**About this exercise:**
Once the pictures are removed, return each record below exactly as written.
[Provided data — start]
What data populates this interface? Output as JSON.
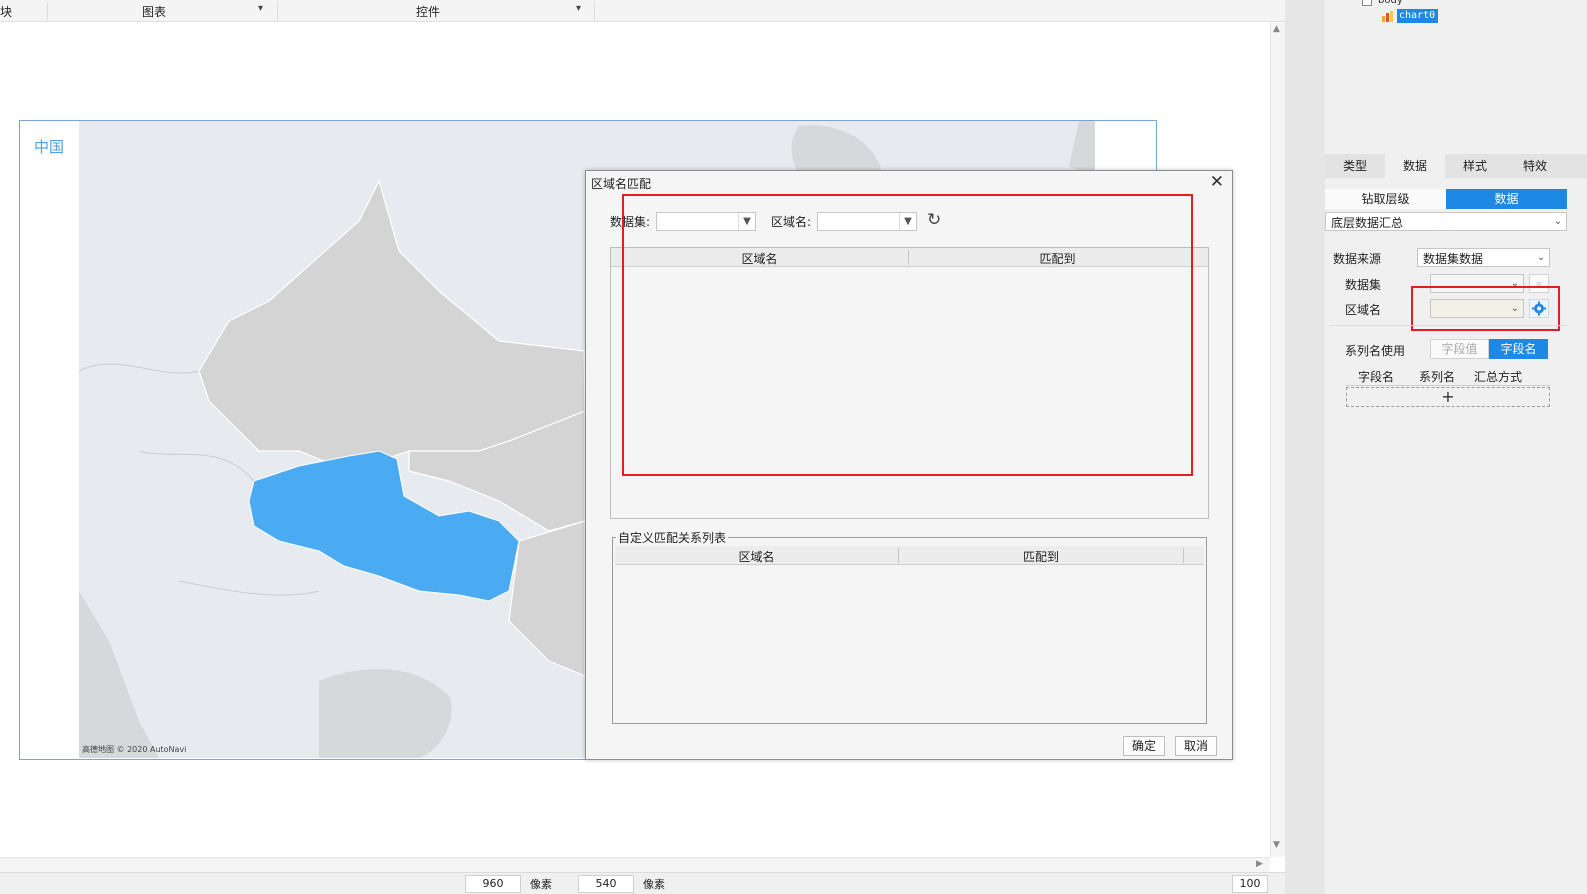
{
  "toolbar": {
    "block_label": "块",
    "chart_label": "图表",
    "widget_label": "控件"
  },
  "chart": {
    "title": "中国",
    "credit": "高德地图 © 2020 AutoNavi"
  },
  "dialog": {
    "title": "区域名匹配",
    "close_label": "✕",
    "dataset_label": "数据集:",
    "region_label": "区域名:",
    "refresh_label": "↻",
    "table1": {
      "col_region": "区域名",
      "col_match": "匹配到"
    },
    "custom_group_title": "自定义匹配关系列表",
    "table2": {
      "col_region": "区域名",
      "col_match": "匹配到"
    },
    "ok_label": "确定",
    "cancel_label": "取消"
  },
  "status": {
    "width": "960",
    "width_unit": "像素",
    "height": "540",
    "height_unit": "像素",
    "zoom": "100"
  },
  "right_panel": {
    "tree_body": "body",
    "tree_chart": "chart0",
    "tabs": [
      "类型",
      "数据",
      "样式",
      "特效"
    ],
    "subtabs": [
      "钻取层级",
      "数据"
    ],
    "level_select": "底层数据汇总",
    "data_source_label": "数据来源",
    "data_source_value": "数据集数据",
    "dataset_label": "数据集",
    "region_label": "区域名",
    "series_label": "系列名使用",
    "toggle": [
      "字段值",
      "字段名"
    ],
    "columns": [
      "字段名",
      "系列名",
      "汇总方式"
    ],
    "add_label": "+"
  },
  "colors": {
    "highlight_region": "#4aabf2",
    "land": "#d3d3d3",
    "accent": "#1e88e5",
    "annotation": "#e02020"
  }
}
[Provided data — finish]
**Reply to the task:**
What data populates this interface? Output as JSON.
{
  "toolbar": {
    "block_label": "块",
    "chart_label": "图表",
    "widget_label": "控件"
  },
  "chart": {
    "title": "中国",
    "credit": "高德地图 © 2020 AutoNavi"
  },
  "dialog": {
    "title": "区域名匹配",
    "close_label": "✕",
    "dataset_label": "数据集:",
    "region_label": "区域名:",
    "refresh_label": "↻",
    "table1": {
      "col_region": "区域名",
      "col_match": "匹配到"
    },
    "custom_group_title": "自定义匹配关系列表",
    "table2": {
      "col_region": "区域名",
      "col_match": "匹配到"
    },
    "ok_label": "确定",
    "cancel_label": "取消"
  },
  "status": {
    "width": "960",
    "width_unit": "像素",
    "height": "540",
    "height_unit": "像素",
    "zoom": "100"
  },
  "right_panel": {
    "tree_body": "body",
    "tree_chart": "chart0",
    "tabs": [
      "类型",
      "数据",
      "样式",
      "特效"
    ],
    "subtabs": [
      "钻取层级",
      "数据"
    ],
    "level_select": "底层数据汇总",
    "data_source_label": "数据来源",
    "data_source_value": "数据集数据",
    "dataset_label": "数据集",
    "region_label": "区域名",
    "series_label": "系列名使用",
    "toggle": [
      "字段值",
      "字段名"
    ],
    "columns": [
      "字段名",
      "系列名",
      "汇总方式"
    ],
    "add_label": "+"
  },
  "colors": {
    "highlight_region": "#4aabf2",
    "land": "#d3d3d3",
    "accent": "#1e88e5",
    "annotation": "#e02020"
  }
}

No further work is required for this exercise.